One of the top nine “innovation fatigue factors” that we address in the book involves the challenges that stem from governmental policies and regulations. Chapter 14 explores this in detail, and urges government leaders and policy makers to listen to the “voice of the innovator” before they pass new laws or add new burdens that may have unintended consequences on innovation.
Our arguments have been buttressed by the CEO of Ford, who recently made a bold statement on innovation and regulation, as reported by the Associated Press:
Ford Motor Co. CEO Alan Mulally said government regulation in many ways has hurt innovation among businesses and manufacturers in the United States.
“We’ve become so stymied with regulation,” said Mulally Wednesday during a panel discussion on innovation in manufacturing at The National Summit in Detroit. “We have to say enough is enough and get back to freeing people up.”
One hears this a lot from small business owners–it’s refreshing to find a CEO of a large company willing to hint that there might be problems. “Freeing people up” to innovate and to grow their business makes a lot of sense in many areas, where one can argue that innovation is hindered by excessive or overly burdensome regulations or taxation policies. Getting the balance right is tough work, we admit, but somewhere in the process, we hope that policy makers will go the extra mile to consider the potential impact on innovation, and not just from the perspective of a few Fortune 100 CEOs, but also from the perspectives of the innovators and entrepreneurs themselves who create the technologies and business models that drive so much of the economy.
Innovation is a plant that, once wilted, can be difficult to revive.
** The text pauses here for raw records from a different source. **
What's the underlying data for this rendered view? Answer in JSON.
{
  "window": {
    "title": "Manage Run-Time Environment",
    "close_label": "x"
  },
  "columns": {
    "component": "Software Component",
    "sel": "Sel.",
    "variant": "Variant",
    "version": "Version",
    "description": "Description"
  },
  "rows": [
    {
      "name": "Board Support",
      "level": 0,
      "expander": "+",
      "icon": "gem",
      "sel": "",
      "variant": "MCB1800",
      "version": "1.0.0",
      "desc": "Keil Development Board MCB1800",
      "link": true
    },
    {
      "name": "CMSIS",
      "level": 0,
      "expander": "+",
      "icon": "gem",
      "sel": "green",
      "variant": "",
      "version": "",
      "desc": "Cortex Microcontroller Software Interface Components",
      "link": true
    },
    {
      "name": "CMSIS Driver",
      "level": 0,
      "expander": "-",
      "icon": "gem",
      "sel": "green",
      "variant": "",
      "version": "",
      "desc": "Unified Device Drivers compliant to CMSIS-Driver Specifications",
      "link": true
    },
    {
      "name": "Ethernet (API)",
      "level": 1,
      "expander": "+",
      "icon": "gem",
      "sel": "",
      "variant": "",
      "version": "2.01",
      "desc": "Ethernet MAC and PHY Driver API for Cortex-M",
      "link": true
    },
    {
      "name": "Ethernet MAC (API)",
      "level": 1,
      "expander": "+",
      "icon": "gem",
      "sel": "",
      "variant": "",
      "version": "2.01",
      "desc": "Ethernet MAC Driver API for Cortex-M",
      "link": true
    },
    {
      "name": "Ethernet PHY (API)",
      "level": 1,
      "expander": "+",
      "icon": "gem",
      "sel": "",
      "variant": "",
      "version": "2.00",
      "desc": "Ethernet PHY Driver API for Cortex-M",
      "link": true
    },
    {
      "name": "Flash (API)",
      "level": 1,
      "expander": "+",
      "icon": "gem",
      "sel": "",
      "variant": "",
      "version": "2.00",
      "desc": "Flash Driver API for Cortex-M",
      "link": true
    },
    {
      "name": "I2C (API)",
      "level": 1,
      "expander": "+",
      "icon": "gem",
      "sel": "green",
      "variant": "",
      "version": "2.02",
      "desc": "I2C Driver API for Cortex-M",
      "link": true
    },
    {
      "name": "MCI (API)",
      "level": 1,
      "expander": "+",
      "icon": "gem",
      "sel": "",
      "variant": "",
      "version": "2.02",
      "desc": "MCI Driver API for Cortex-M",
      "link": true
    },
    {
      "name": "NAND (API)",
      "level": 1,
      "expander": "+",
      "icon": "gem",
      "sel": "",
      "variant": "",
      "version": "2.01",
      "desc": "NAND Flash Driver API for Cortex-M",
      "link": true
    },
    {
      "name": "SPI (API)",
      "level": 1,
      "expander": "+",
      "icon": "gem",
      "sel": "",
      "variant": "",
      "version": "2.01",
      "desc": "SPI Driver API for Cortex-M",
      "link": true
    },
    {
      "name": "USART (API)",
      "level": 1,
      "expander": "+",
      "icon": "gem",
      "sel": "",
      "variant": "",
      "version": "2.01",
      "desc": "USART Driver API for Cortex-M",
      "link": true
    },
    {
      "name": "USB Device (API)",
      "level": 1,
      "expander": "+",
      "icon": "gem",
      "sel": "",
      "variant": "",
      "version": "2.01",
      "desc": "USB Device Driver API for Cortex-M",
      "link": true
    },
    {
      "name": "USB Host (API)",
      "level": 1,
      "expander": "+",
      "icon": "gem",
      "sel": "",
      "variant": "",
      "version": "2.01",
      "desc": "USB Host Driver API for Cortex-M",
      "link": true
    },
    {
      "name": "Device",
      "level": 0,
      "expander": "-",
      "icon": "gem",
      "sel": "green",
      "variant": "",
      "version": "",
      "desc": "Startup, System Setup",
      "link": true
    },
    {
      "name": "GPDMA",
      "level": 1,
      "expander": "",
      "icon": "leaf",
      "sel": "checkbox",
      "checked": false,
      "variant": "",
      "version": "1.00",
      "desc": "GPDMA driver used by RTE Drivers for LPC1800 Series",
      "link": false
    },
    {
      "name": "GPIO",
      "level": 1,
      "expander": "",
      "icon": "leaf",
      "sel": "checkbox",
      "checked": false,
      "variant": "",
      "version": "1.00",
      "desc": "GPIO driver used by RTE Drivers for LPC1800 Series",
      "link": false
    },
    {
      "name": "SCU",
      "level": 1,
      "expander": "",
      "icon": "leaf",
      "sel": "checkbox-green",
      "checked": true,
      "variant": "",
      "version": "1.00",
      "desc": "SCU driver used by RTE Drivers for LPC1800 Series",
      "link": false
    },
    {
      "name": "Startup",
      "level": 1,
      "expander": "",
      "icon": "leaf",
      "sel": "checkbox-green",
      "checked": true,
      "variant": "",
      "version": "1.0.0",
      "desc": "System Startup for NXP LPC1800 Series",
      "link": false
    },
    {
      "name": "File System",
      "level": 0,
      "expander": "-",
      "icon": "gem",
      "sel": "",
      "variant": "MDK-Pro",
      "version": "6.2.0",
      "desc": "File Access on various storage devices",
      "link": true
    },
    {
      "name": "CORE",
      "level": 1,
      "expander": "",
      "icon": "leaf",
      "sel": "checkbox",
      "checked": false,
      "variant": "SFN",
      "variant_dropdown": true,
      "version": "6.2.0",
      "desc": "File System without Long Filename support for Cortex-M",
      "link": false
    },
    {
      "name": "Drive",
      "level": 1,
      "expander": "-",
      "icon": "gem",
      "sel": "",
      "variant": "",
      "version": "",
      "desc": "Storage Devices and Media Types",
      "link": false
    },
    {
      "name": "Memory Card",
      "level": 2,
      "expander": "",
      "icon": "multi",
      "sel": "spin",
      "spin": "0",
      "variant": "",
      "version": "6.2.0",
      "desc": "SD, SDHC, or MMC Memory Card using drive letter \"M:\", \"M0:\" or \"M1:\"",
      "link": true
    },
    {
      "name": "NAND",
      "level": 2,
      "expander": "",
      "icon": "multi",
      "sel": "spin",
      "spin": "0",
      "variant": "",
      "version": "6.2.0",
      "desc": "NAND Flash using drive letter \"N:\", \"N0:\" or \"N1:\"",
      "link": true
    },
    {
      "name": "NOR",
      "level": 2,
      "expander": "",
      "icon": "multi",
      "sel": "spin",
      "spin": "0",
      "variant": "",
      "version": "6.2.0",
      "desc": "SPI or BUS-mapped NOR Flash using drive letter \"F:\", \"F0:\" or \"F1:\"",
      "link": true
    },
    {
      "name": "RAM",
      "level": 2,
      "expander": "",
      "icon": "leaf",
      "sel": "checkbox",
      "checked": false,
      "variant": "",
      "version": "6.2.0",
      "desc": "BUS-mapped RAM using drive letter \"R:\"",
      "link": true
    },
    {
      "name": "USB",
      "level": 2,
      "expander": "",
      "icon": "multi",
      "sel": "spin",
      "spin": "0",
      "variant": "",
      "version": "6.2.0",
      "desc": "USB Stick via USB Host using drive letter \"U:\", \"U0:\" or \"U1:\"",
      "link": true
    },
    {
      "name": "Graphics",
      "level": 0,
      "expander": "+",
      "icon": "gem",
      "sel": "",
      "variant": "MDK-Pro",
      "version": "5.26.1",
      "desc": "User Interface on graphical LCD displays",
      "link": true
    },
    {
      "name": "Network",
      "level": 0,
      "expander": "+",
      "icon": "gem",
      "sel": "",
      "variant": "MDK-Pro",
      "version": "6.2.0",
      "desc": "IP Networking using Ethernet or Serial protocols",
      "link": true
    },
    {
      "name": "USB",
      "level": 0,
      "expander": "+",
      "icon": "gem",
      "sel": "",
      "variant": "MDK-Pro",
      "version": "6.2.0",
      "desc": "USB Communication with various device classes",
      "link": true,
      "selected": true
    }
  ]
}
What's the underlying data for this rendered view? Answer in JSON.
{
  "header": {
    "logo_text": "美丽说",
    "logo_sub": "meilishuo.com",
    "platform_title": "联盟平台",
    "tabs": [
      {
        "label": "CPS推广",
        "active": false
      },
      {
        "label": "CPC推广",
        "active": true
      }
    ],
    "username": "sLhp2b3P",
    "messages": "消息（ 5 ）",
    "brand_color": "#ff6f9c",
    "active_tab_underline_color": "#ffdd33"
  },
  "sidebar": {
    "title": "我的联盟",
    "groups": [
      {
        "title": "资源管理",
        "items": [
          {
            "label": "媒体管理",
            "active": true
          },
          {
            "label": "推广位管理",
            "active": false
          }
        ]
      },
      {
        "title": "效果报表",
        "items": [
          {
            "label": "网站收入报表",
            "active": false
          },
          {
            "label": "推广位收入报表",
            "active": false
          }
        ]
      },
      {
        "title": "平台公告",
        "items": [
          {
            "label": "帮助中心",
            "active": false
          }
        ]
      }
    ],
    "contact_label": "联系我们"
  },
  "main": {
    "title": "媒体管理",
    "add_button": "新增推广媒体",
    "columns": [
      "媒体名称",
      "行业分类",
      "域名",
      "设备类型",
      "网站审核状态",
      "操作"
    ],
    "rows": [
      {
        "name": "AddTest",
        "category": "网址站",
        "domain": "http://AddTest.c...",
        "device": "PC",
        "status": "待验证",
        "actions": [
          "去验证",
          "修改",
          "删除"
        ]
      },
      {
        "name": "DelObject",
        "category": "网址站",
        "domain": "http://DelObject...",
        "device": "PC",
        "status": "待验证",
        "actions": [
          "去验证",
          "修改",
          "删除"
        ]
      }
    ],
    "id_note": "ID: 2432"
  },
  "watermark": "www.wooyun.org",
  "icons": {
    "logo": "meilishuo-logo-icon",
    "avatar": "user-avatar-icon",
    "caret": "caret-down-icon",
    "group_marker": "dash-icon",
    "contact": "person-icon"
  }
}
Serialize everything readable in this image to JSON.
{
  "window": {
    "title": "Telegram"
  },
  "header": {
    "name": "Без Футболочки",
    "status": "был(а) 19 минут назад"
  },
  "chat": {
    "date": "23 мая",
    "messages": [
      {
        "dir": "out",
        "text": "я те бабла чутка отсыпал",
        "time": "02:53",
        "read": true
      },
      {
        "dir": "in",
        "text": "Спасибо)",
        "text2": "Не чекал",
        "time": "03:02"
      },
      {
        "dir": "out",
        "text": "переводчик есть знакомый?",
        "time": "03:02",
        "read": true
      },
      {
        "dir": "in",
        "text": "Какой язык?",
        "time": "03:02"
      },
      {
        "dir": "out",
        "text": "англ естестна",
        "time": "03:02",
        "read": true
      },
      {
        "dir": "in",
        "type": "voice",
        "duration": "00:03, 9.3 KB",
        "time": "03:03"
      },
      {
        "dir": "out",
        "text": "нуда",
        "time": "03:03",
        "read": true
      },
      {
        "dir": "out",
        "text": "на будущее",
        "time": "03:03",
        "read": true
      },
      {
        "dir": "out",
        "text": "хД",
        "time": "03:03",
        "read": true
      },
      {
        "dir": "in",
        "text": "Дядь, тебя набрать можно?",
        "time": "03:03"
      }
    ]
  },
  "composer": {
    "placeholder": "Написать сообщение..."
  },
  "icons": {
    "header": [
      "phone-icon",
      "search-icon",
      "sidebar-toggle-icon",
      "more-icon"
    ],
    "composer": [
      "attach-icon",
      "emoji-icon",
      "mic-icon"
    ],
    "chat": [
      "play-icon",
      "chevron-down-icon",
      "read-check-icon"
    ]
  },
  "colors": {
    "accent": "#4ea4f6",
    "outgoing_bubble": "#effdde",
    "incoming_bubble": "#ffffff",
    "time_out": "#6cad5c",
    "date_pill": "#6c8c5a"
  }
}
The culture of innovation needs to be nourished carefully and kept vibrant for an economy to thrive.